- [Exercise requirements]:
Only the lines from the one with "Transcribe this image's" to the end of the data, both ends included, should be output, exactly as they stand and without pictures.

Given information section start

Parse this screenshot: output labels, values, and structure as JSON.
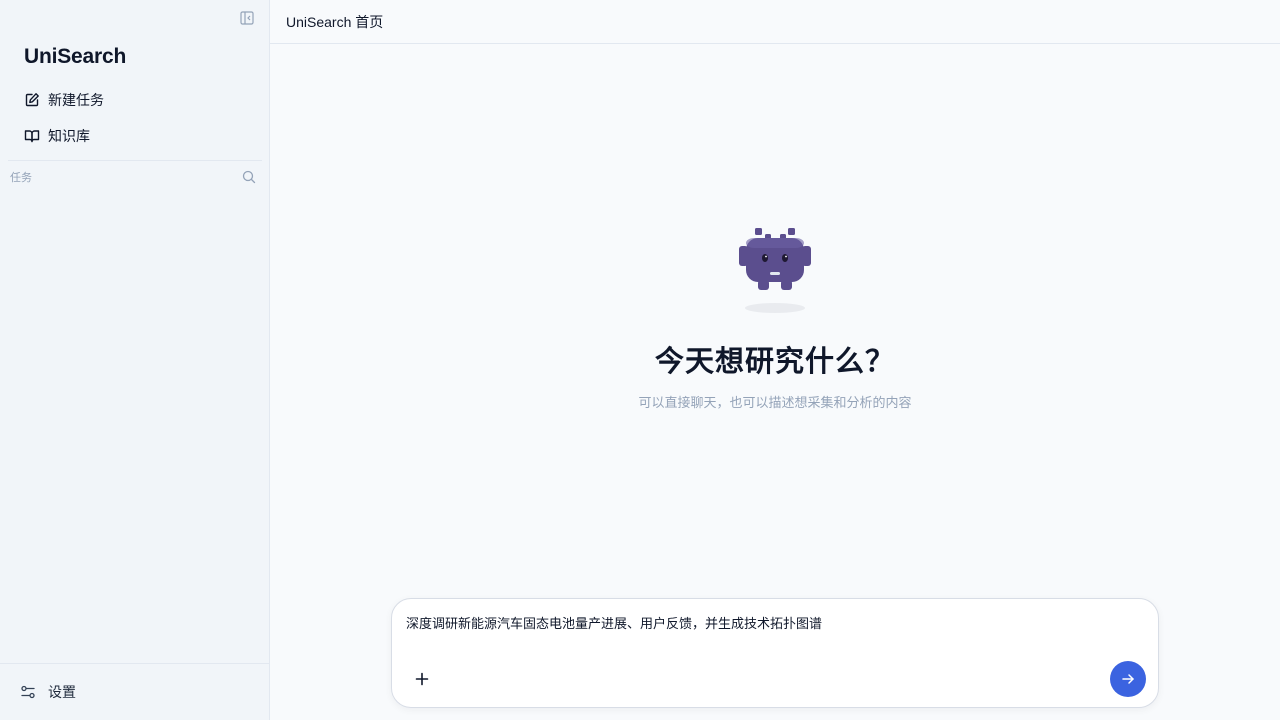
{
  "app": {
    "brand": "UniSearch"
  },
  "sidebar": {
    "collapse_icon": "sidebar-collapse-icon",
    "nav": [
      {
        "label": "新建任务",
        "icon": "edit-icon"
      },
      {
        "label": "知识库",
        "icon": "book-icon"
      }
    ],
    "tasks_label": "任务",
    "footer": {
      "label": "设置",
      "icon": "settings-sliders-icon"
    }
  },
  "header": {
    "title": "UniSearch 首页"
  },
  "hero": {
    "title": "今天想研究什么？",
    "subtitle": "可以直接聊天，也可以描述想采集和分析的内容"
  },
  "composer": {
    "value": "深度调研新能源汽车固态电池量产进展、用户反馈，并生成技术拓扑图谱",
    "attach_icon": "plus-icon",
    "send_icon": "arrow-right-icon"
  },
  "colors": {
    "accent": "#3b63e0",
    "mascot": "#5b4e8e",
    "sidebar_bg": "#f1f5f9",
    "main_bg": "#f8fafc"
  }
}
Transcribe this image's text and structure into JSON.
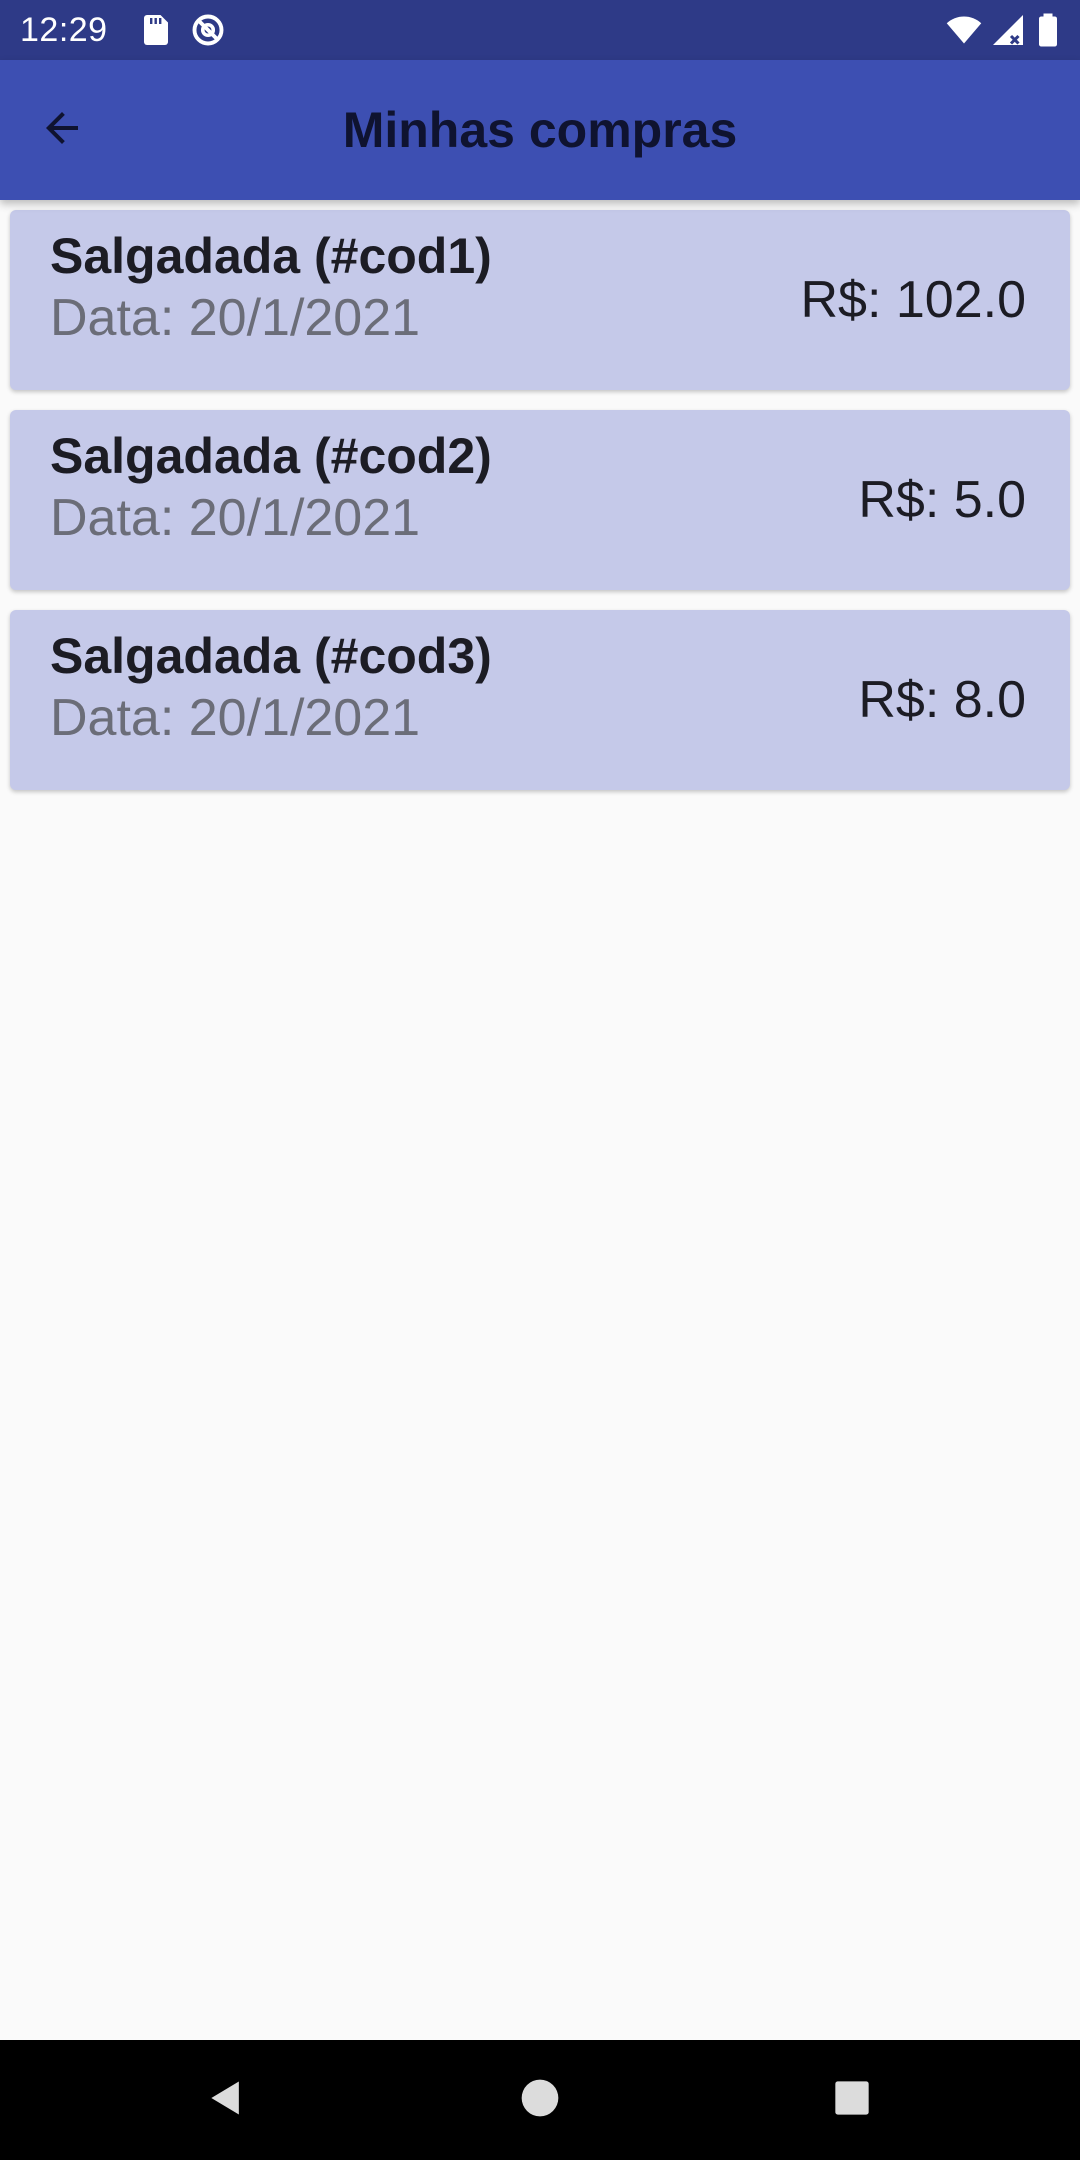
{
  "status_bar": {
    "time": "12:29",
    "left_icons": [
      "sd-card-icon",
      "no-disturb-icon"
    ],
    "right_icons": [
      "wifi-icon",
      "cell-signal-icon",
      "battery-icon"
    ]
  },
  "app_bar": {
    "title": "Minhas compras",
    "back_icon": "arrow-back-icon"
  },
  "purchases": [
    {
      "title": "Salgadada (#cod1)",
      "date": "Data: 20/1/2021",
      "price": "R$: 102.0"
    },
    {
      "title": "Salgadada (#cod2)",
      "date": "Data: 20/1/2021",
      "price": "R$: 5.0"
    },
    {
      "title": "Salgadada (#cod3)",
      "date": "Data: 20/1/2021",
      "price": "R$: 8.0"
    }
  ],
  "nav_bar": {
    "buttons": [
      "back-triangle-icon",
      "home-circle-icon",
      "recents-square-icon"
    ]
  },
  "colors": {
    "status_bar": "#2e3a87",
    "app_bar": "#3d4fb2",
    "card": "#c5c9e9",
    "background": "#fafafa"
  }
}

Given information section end

- [Solution below]:
Transcribe this image's text and structure into JSON.
{
  "status_bar": {
    "time": "12:29",
    "left_icons": [
      "sd-card-icon",
      "no-disturb-icon"
    ],
    "right_icons": [
      "wifi-icon",
      "cell-signal-icon",
      "battery-icon"
    ]
  },
  "app_bar": {
    "title": "Minhas compras",
    "back_icon": "arrow-back-icon"
  },
  "purchases": [
    {
      "title": "Salgadada (#cod1)",
      "date": "Data: 20/1/2021",
      "price": "R$: 102.0"
    },
    {
      "title": "Salgadada (#cod2)",
      "date": "Data: 20/1/2021",
      "price": "R$: 5.0"
    },
    {
      "title": "Salgadada (#cod3)",
      "date": "Data: 20/1/2021",
      "price": "R$: 8.0"
    }
  ],
  "nav_bar": {
    "buttons": [
      "back-triangle-icon",
      "home-circle-icon",
      "recents-square-icon"
    ]
  },
  "colors": {
    "status_bar": "#2e3a87",
    "app_bar": "#3d4fb2",
    "card": "#c5c9e9",
    "background": "#fafafa"
  }
}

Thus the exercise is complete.